## Task item
Locate every line in the records below that holds the word "JSON" and return each one.

─── Dataset records

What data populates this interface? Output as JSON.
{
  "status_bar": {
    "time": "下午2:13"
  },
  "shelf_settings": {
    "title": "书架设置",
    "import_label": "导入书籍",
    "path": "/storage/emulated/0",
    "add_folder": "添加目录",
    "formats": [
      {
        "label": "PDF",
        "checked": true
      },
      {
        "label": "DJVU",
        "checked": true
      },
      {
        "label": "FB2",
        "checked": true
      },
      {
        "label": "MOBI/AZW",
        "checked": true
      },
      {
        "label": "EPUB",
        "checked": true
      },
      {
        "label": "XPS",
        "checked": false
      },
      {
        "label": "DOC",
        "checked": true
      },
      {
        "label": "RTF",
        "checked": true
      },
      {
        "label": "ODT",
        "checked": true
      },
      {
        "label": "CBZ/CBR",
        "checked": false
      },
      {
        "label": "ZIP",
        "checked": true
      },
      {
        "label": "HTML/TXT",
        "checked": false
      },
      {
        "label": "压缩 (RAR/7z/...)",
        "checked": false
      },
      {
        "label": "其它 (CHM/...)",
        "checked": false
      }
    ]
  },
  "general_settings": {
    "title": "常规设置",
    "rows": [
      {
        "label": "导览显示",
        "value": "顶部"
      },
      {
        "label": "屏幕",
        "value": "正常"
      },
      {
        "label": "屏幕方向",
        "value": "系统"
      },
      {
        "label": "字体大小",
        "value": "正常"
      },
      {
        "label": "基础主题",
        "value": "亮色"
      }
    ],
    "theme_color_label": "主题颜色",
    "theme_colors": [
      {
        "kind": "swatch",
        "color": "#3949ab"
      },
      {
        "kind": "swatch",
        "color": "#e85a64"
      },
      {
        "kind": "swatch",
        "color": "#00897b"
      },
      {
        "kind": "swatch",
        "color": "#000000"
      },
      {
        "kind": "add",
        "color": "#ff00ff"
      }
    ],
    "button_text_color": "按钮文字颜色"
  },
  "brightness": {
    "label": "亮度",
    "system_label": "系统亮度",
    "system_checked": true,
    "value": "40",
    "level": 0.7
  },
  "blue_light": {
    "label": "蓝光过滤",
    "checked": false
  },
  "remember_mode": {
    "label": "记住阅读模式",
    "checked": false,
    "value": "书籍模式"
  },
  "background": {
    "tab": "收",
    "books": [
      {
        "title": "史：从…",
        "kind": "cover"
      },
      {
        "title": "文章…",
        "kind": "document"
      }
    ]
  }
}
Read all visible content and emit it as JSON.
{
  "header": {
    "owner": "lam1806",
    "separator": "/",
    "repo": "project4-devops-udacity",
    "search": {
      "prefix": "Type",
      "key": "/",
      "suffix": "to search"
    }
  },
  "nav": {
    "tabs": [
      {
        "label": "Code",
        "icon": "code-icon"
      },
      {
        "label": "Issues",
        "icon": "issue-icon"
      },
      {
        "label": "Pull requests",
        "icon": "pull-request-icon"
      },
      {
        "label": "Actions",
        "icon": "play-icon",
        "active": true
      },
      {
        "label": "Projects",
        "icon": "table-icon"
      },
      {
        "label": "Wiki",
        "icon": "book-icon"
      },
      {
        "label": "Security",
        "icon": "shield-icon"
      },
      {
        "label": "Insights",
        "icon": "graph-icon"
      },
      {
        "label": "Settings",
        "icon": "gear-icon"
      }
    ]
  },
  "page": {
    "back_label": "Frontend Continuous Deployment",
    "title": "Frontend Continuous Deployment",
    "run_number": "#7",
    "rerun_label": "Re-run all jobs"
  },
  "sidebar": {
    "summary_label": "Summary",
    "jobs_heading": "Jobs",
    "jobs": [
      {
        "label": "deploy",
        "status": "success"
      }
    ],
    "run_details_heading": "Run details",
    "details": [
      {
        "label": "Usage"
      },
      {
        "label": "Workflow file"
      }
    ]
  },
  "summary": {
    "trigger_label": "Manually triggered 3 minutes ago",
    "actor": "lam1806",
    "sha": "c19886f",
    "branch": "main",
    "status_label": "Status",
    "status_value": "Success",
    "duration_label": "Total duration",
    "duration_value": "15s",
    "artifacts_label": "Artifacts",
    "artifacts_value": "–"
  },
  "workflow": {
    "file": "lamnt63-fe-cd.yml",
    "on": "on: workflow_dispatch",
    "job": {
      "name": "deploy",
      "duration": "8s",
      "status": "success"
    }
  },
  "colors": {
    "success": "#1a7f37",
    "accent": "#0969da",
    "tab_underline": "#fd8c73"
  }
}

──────

## Worked solution
What data populates this interface? Output as JSON.
Read all visible content and emit it as JSON.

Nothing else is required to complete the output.